“I fear not the man who has practiced 10,000 kicks once, but I fear the man who has practiced one kick 10,000 times.” – Bruce Lee

They say it takes 10,000 hours to master a skill. Until it’s truly mastered, there’s a game we like to play in our ignorance:

The “Make it way more complicated than it needs to be” game. It’s no different while producing meaningful work for the marketplace:

The better the product, the less ‘features’ you need.

What better way to disguise a lack of design prowess than to pepper work with gimmicks?

What better way to mask a weak product than a littering of bonuses?

Complexity is a place to hide. Mastery lies beyond.

The harder you qualify, the easier you close.

A fear of turning anyone away becomes a fear of qualifying prospects.

Which turns into desperation during closing time.

Which turns into more ‘features’ and other distractions.

Fear is a place to hide. Mastery lies beyond.

The simpler the pricing, the easier the enrollment.

A lack of clarity over how to price something becomes ‘options’.

Options become an elaborate matrix of confusing configurations.

Elaborate matrixes of nuanced configurations turn away prospects.

Nuance is a place to hide. Mastery lies beyond.
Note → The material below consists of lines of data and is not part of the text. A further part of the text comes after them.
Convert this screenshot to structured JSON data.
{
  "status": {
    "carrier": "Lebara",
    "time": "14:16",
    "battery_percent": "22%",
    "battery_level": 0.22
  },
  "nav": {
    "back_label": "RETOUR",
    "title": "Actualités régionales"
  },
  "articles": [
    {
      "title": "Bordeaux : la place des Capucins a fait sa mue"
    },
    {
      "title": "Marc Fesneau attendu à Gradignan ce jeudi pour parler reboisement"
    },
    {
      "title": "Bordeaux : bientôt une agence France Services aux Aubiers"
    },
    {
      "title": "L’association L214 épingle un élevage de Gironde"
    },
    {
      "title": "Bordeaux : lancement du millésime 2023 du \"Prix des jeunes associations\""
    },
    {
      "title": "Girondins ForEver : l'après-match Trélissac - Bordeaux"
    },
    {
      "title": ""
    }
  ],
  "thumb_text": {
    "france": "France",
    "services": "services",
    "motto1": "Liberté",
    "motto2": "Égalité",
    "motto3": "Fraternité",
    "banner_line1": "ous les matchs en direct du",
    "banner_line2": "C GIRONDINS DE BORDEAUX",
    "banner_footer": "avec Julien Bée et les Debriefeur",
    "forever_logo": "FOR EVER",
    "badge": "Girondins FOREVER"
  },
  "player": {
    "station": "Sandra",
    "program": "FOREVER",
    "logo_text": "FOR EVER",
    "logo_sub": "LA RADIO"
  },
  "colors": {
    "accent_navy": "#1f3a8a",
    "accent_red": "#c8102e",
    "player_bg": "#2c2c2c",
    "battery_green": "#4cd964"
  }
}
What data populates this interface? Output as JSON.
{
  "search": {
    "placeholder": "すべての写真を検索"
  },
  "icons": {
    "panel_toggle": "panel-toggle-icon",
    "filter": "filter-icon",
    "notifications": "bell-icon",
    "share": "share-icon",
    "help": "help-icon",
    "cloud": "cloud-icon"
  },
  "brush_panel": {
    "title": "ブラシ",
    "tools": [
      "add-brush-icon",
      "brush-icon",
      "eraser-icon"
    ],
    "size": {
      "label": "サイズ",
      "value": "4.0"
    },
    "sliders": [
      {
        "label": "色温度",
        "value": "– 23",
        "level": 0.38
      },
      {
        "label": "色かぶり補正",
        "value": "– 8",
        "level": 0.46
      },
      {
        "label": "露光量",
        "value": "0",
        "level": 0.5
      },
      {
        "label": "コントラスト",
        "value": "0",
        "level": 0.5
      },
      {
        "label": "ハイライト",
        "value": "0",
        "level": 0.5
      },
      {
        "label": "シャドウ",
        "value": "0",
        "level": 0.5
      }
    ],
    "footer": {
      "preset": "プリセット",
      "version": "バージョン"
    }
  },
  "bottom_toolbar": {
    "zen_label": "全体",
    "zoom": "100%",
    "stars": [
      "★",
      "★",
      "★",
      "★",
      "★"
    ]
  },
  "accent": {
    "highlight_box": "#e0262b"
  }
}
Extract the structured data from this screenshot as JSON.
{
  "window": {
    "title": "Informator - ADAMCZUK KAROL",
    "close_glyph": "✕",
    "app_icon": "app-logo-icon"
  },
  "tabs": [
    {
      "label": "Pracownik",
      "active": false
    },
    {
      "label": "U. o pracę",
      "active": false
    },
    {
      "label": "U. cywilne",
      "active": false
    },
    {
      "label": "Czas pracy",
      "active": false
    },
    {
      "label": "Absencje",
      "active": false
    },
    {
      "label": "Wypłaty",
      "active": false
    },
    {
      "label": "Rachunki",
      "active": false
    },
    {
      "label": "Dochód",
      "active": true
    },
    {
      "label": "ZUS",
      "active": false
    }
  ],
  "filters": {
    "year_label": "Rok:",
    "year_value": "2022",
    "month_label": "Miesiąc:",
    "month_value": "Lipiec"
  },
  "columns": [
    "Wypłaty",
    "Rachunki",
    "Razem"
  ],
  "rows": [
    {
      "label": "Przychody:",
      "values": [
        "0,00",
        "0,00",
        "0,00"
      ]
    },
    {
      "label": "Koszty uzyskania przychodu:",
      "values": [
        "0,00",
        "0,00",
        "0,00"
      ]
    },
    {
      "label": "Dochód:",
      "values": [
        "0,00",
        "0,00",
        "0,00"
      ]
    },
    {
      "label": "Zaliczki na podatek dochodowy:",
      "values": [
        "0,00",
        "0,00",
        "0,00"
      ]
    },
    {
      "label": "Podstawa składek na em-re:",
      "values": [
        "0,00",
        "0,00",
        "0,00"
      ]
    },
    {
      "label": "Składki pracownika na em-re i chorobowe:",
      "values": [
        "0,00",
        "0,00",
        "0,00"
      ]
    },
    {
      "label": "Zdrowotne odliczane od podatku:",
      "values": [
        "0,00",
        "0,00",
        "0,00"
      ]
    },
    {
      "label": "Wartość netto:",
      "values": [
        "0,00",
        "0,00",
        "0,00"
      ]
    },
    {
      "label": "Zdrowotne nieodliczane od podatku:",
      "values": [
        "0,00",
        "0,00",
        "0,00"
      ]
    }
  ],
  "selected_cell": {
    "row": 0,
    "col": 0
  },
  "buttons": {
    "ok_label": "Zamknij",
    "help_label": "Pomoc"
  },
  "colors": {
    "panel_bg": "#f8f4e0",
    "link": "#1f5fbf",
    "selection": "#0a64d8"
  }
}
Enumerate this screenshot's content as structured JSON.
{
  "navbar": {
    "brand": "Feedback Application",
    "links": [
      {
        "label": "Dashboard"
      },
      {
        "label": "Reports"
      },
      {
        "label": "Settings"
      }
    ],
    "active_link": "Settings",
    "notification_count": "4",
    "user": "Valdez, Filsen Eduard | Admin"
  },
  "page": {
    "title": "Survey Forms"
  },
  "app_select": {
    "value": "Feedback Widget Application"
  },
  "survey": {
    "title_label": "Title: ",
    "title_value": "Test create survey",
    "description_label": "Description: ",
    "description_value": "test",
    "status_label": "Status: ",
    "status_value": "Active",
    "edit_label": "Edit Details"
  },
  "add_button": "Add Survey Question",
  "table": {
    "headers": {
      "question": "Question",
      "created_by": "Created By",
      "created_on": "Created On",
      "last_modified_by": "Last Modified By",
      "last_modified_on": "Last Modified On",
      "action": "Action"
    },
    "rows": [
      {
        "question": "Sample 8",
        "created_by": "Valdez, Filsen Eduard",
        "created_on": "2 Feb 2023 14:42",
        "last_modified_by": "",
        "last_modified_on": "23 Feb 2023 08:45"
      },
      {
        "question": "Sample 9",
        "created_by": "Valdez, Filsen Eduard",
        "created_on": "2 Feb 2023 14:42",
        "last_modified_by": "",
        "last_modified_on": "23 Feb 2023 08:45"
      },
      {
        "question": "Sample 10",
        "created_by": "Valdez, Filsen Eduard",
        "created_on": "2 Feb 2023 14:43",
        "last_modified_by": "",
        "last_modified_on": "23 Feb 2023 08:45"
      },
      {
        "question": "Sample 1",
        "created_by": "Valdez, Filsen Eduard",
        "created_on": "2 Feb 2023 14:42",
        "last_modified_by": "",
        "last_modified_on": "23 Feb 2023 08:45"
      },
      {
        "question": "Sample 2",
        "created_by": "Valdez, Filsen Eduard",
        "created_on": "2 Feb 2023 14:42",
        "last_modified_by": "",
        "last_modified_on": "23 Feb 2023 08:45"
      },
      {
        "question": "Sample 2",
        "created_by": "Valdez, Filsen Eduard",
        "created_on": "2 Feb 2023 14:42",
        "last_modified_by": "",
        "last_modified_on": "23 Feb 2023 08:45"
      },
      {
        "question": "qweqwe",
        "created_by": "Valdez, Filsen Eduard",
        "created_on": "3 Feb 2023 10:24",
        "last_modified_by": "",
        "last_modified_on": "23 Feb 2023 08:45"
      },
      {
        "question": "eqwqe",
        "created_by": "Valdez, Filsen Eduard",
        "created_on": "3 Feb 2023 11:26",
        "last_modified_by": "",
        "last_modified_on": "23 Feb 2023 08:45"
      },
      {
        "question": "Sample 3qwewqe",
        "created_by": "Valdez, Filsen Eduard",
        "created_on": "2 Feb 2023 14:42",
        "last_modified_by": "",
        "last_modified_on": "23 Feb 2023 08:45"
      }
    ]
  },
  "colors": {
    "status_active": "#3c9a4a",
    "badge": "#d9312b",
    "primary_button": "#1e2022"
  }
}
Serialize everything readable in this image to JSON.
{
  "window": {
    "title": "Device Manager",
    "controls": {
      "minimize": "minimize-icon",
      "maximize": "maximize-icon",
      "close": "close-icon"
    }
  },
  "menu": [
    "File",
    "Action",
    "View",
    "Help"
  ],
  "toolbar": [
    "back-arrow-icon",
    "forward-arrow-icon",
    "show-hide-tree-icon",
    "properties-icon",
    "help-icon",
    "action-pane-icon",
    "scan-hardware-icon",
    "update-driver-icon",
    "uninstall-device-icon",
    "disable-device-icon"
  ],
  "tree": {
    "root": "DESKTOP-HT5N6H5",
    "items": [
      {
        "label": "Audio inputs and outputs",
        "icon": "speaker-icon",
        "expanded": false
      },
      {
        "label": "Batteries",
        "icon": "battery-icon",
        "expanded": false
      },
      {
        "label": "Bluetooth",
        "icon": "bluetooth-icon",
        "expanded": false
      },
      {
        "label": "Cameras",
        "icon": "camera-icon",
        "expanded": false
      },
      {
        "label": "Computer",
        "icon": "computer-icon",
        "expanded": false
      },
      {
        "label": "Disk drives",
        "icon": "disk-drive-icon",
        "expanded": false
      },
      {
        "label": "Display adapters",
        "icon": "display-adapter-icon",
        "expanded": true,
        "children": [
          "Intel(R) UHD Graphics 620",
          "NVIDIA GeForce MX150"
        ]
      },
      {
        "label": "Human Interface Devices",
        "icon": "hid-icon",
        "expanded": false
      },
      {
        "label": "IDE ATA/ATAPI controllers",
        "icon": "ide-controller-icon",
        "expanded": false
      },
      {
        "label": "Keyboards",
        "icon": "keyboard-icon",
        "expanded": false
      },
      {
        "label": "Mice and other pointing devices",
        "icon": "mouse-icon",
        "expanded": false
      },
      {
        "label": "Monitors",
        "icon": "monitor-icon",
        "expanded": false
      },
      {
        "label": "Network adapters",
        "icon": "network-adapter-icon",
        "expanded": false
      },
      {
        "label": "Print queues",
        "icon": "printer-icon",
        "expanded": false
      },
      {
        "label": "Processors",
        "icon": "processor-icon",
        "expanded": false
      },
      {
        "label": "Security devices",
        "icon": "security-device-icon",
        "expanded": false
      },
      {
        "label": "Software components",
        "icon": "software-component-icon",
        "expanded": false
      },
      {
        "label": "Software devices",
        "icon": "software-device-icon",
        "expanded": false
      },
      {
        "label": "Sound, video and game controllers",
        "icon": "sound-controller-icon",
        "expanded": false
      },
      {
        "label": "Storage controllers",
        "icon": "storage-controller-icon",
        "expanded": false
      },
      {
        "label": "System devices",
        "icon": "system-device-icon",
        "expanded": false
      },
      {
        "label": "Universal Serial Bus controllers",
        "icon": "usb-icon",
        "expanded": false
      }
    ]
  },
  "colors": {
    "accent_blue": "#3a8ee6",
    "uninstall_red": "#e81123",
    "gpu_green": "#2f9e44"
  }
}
You might have too many ‘kicks’ in your training. What if you traded them for mastery?